Radio Defined Between the discovery of the life-saving possibilities of wireless in 1900 and the broadcasting of music 20 years later, there were several terms used to describe communication without wires. In the beginning “wireless” was the common term for sending coded messages using spark, arc and vacuum tube between a single sender and receiver. It was the wireless telegraph. By WWI voice was becoming common in two-way communication and experimental broadcasting, and the terms “radio telephone,” “wireless telephone,” and “radio phone” described the evolution of the wired telephone into a wireless one. By 1922 the term radio was a commonplace description of the broadcasting of entertainment from a single sender to an audience of many.
Some of these radio stories explored values beyond just the technology. In one story an adult offers this social science perspective, a law enforcement person’s interpretation of the effect of the war on men returning from battle to find no job waiting: “It’s merely the aftermath of war. Men were taught to handle firearms and to kill their fellow men. The war ended, they were out of work, they pined for the thrill of danger and their viewpoint of life, of property and of right and wrong was distorted.” This opinion was offered 100 years ago.
There are interesting issues in all of these stories, many of them in the news today, one hundred years later. For example the carrying of a gun on a college campus prompts this discussion between two radio boys in “Radio Boys Loyalty,” 1922: Talking to a fellow radio boy about the possibility that they will be hazed as new students, this radio boy plans to come prepared: “I guess it’s me for carrying a gun.” In the same story the boy with the gun is also disabled, a radio boy who uses a crutch because he was born with a twisted leg. When threatened with hazing he pulls out a pistol to which the hazers say: “You’re exempt of course. We don’t bother with cripples, kids, old ladies.” There are many instances in these stories that relate to the use of guns, sometimes matter-of-factly, other times there are deep discussions about the consequences of gun violence.
There were at least five separate juvenile series named the “Radio Boys,” some totally focused on the hobby of set building and receiving radio programs. Others were adventure-based, with the use of commercially-built radios for saving the lives of their young characters. Both boys and girls built the basic crystal receiver.

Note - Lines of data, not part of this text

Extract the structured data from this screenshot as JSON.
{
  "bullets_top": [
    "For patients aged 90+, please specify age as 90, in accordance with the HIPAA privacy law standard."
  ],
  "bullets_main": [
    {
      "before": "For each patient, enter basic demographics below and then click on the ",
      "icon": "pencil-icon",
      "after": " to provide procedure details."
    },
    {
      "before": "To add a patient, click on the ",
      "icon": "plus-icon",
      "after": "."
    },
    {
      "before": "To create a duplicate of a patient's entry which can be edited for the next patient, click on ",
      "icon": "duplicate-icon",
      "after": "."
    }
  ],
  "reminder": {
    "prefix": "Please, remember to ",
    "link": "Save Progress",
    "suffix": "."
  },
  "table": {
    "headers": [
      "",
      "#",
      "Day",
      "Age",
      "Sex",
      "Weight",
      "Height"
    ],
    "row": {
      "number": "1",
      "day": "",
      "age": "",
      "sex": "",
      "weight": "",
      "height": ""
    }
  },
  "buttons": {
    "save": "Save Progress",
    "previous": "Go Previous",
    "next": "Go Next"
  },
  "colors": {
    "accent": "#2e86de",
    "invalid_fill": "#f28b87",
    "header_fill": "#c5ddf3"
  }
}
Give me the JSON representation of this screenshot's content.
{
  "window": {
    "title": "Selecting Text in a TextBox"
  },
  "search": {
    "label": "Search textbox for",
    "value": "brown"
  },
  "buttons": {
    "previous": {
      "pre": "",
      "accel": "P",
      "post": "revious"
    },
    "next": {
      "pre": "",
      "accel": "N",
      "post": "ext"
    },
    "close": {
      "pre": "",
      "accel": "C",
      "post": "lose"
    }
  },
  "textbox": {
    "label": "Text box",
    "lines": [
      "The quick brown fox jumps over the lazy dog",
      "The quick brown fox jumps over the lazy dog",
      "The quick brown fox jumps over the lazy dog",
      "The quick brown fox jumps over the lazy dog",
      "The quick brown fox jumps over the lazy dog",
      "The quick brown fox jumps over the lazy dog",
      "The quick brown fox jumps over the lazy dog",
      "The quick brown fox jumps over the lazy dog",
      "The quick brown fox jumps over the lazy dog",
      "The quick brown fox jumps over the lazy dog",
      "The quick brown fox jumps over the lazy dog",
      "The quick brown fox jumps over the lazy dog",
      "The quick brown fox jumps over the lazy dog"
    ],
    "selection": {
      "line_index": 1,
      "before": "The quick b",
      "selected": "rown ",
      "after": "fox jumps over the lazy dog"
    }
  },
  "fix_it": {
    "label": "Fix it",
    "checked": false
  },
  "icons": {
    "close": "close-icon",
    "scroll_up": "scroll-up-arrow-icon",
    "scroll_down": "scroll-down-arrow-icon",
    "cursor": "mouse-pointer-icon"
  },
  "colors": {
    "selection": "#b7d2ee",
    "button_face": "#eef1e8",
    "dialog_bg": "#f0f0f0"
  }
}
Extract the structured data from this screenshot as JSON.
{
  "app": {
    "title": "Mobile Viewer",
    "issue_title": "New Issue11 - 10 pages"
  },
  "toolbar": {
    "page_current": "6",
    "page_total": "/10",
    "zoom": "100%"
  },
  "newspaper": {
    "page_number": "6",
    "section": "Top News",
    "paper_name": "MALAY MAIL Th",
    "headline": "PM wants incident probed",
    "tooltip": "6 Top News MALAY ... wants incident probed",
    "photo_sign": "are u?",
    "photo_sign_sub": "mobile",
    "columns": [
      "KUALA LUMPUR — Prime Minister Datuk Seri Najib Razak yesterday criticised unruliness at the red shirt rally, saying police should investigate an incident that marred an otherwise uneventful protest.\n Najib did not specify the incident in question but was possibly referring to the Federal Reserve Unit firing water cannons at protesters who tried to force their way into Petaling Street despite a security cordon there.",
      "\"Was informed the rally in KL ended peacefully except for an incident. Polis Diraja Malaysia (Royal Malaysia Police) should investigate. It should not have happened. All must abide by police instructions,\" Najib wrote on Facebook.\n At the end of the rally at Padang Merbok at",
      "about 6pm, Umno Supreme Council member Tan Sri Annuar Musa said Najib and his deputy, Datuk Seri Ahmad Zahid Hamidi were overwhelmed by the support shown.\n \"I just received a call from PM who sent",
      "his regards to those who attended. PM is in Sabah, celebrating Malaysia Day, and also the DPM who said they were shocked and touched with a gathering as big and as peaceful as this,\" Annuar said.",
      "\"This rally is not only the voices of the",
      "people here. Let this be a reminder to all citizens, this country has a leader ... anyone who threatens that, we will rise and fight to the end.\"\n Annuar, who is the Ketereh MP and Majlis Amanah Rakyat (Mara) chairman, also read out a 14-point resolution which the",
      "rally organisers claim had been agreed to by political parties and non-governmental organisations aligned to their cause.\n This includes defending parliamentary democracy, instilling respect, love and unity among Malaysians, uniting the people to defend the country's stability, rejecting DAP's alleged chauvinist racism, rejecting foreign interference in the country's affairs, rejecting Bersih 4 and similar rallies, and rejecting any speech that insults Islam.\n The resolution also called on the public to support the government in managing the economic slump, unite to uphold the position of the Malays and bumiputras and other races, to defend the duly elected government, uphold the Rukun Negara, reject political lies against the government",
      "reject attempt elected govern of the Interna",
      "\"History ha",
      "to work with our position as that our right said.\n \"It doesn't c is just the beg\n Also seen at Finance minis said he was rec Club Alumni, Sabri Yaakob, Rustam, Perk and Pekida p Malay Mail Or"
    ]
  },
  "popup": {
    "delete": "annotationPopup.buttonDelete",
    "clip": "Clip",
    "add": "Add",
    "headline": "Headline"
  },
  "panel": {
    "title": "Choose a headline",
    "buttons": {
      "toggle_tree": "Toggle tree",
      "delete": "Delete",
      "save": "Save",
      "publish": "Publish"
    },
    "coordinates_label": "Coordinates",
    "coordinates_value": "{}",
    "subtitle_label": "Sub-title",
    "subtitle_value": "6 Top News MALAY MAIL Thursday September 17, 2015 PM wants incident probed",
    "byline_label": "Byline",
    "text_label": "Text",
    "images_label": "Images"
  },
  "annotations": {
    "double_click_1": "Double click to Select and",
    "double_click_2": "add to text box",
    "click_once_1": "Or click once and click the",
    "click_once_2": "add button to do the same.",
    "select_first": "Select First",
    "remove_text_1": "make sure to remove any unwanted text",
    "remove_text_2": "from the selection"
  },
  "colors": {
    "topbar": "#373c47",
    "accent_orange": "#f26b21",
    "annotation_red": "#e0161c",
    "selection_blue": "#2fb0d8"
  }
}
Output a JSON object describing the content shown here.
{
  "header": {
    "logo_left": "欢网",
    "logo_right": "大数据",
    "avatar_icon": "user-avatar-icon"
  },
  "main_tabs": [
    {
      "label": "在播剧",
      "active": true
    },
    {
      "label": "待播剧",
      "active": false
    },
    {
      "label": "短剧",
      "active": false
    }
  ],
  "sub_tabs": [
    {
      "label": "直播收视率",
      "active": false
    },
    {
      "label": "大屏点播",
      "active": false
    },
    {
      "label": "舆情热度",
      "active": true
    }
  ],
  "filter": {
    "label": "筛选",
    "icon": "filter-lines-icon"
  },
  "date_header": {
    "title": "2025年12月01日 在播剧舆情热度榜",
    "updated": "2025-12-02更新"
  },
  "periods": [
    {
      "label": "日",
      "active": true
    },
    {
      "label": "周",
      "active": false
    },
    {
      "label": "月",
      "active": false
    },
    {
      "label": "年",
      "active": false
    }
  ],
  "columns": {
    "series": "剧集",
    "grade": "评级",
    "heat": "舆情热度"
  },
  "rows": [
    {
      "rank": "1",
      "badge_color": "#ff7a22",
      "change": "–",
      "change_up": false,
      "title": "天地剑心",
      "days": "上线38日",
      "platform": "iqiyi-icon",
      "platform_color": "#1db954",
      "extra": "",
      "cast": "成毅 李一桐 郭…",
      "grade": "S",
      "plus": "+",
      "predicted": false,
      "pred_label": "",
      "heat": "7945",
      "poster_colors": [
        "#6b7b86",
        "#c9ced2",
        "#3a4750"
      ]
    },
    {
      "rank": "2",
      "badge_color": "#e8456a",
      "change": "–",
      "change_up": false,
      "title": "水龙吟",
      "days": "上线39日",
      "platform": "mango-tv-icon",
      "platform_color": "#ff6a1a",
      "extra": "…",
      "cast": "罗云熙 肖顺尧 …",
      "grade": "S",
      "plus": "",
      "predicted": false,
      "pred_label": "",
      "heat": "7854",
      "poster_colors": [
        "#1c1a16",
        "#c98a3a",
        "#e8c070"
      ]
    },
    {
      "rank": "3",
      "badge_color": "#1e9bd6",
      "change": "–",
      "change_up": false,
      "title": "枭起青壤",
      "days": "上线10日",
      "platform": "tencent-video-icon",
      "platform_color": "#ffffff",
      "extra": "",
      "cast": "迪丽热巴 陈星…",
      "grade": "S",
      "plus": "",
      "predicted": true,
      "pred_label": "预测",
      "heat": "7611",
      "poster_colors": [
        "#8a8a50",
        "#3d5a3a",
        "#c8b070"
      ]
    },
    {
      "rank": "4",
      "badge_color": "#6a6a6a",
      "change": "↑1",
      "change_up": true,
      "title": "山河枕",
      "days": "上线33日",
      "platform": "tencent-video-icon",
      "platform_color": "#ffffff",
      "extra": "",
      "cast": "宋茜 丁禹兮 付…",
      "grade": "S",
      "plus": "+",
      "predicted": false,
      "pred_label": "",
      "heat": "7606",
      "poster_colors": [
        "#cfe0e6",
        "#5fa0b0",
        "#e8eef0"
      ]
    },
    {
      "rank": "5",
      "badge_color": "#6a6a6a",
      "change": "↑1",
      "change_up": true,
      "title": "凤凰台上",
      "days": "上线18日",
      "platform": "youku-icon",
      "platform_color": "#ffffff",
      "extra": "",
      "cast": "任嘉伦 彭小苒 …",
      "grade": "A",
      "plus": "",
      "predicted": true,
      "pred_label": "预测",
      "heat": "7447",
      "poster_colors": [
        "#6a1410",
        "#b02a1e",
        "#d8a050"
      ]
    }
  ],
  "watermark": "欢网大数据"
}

In the 1922 Radio Detectives series, pictured below, the boys are shown using radio in familiar scenes, on the oceans and in far away countries.